Would you please provide an update on the status of the pandemic and vaccine rollout in Japan?
While Japan continues to experience COVID-19 infections, the number of cases remains relatively low compared to the U.S. For example, as of mid-April, there were more than 10 times as many cases in the U.S. than Japan even though the population in the U.S. is only 3 times larger.
Japan’s vaccine rollout has been slower than other countries’ primarily due to regulations requiring a domestic Japanese clinical trial, even if the vaccine has been approved overseas.
We do not view vaccination efforts as critical to the performance of Portfolio companies. Many of the Hennessy Japan Fund’s holdings have actually benefited from tailwinds created by the pandemic, including Nidec, the electric motor manufacturer, and Sony, the maker of the PlayStation console. We believe these businesses will continue to thrive as behaviors that changed during the pandemic may persist more permanently.
How might Prime Minister Suga’s goal to reach carbon neutrality affect Japanese companies? What opportunities could develop?
Prime Minister Suga has set an aggressive goal of eliminating Japan’s carbon dioxide emissions within the next three decades. On a relative perspective, Japan’s renewable energy usage is lower than in Europe. Within Europe, 40% of power generation comes from renewable energy as compared to only 17% in Japan.
We believe Suga’s goal will have a disproportionately negative impact on companies within the power utility, steel, auto manufacturing, and transportation industries. Currently in Japan, the Energy sector contributes 40% of carbon emissions, Industrials contributes 25%, and Transportation contributes 20%. Historically, the Hennessy Japan Fund has avoided companies in these industries because they do not fit our investment criteria of high-quality companies with high returns on capital and attractive growth profiles.
Conversely, we see several opportunities for the Fund’s holdings to benefit from this transition, including:
• Shimano, which manufacturers bicycle parts
• Nidec, which is devoting significant resources to its electric vehicle motor business
• Daikin, whose high-quality, high-efficiency air conditioners will allow customers to reduce overall emissions
Can you discuss current valuations in Japan?
At the end of Q1 2021, the Japanese market traded at 16x forward earnings estimates, in-line with other major European and Asian markets. However, Japan traded at just 1.4x price to book, significantly lower than other developed counties.
Since the start of Abenomics in 2013, the Tokyo Stock Price Index (TOPIX) has risen approximately 170%, while corporate earnings have risen 150%. One could argue that the current market has priced in a full recovery. While we do not agree with this sentiment, individual stock selection has become more important. As such, we believe the Hennessy Japan Fund’s concentrated portfolio of 27 high-quality, globally oriented stocks are capable of strong growth independent of Japan’s current macroeconomic environment.
How do current return on equity (ROE) rates compare to those prior to Abenomics?
Japan’s improvement of corporate governance and focus on returns on capital helped propel companies’ ROE to a high of 10% in 2017, the highest level since 1981. However, with the headwinds of the U.S.-China trade war in 2019 and the COVID-19 pandemic in 2020, ROE declined to high single digits.
We see this setback as temporary, however, and we remain very optimistic about the upward trajectory of ROE in Japanese companies.
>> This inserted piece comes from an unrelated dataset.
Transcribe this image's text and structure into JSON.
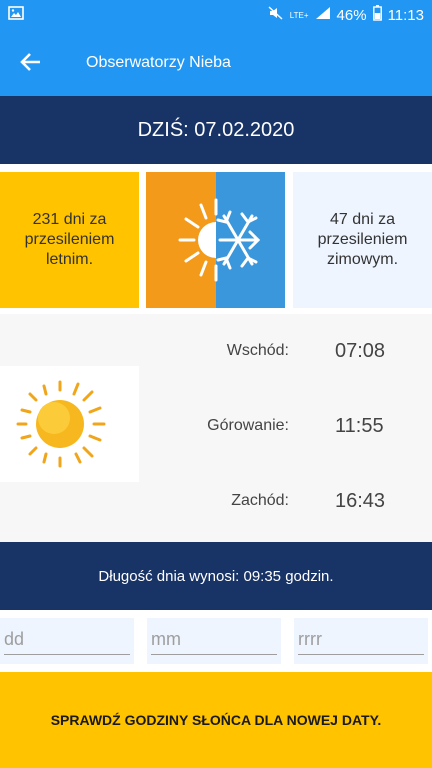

Many have improved productivity, streamlined balance sheets, and increased efficiencies. In addition, the current low interest rate environment should be a significant contributor to their continued ROE improvement.
What holdings did you add to in the first quarter of 2021?
We increased our position in two companies during the quarter.
The first is Takeda Pharmaceutical, Japan’s largest pharmaceutical company and a global leader in their industry. We believe the company remains undervalued, as the share price has yet to reflect the significant increase in the company’s drug pipeline and its reduced use of leverage.